• **REQUIRED WORK**:
Lines in the listing below that hold "user" are the ones to copy.

• **ENTRIES SUPPLIED**:
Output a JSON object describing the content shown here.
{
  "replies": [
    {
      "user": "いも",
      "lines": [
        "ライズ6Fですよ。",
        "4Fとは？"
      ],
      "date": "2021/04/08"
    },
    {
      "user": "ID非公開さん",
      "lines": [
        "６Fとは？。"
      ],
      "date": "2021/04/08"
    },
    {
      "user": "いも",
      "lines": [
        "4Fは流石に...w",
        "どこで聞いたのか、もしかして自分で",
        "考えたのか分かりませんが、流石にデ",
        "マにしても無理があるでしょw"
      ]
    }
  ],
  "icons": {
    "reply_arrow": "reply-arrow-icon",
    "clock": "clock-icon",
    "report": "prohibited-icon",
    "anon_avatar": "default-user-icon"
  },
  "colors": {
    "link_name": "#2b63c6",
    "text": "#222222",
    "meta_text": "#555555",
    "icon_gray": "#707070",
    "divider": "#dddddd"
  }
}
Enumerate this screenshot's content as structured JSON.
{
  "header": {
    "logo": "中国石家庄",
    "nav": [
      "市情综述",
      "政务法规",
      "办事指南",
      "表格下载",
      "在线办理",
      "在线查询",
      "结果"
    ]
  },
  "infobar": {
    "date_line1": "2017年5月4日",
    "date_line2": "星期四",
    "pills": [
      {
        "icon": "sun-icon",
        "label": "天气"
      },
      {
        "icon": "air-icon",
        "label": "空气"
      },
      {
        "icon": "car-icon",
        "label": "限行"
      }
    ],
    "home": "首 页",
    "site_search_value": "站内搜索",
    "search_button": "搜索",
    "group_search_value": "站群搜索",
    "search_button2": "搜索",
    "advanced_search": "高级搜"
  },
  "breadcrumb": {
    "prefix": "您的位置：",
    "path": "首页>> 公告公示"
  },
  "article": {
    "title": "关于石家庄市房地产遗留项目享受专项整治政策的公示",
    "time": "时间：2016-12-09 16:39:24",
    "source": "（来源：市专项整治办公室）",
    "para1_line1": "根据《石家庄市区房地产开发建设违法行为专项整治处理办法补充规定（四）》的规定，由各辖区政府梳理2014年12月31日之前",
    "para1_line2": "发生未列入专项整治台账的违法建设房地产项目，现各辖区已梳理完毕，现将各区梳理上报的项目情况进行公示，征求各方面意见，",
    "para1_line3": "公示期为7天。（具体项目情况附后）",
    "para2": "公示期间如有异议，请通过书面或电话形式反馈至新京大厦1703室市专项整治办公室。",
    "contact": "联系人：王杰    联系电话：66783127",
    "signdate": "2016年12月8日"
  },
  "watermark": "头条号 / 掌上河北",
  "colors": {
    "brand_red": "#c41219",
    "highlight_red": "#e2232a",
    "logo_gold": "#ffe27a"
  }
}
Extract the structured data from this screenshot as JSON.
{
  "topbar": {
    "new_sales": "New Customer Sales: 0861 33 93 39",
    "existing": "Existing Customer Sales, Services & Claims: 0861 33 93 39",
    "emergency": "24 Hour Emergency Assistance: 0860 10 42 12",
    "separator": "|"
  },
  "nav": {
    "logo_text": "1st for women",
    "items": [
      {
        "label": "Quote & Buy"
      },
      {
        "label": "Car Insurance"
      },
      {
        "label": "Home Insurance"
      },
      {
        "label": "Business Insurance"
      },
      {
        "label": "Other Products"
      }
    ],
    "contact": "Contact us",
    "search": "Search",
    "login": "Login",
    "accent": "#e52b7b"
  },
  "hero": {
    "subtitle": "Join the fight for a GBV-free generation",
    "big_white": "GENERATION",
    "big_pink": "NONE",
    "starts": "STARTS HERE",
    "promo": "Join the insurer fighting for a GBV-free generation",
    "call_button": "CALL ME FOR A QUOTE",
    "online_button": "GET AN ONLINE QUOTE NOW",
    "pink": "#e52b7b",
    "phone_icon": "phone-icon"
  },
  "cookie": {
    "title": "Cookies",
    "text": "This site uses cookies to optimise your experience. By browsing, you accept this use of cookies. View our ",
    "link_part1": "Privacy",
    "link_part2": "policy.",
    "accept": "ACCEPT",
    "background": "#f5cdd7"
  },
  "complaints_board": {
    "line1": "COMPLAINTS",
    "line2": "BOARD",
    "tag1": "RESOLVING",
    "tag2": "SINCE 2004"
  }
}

• **EXERCISE SOLUTION**:
      "user": "いも",
      "user": "ID非公開さん",
      "user": "いも",
    "anon_avatar": "default-user-icon"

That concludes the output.